### The data
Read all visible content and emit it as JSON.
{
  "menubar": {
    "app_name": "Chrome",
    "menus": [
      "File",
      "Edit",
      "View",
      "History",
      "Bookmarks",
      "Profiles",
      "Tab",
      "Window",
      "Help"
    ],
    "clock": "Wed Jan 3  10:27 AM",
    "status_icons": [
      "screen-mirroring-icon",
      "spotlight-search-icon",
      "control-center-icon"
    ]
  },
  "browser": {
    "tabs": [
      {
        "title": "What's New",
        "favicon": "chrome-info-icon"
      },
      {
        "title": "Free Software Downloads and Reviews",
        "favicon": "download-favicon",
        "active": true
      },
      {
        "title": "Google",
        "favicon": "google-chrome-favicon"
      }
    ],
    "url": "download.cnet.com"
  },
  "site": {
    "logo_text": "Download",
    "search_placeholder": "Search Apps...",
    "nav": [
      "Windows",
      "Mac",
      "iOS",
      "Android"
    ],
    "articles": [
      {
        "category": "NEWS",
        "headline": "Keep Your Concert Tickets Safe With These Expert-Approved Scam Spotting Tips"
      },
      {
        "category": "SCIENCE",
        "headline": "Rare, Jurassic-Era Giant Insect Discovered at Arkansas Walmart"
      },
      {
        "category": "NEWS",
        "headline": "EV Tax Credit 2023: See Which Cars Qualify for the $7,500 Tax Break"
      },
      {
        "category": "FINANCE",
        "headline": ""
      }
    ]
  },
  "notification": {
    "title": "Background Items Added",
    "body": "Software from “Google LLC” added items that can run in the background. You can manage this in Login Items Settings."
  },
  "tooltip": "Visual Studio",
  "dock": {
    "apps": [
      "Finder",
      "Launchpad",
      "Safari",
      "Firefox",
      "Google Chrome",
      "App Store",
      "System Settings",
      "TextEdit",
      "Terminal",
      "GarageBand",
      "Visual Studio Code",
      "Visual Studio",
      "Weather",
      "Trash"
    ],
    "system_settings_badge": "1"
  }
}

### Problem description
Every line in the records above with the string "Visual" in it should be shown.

### Solution for this task
  "tooltip": "Visual Studio",
      "Visual Studio Code",
      "Visual Studio",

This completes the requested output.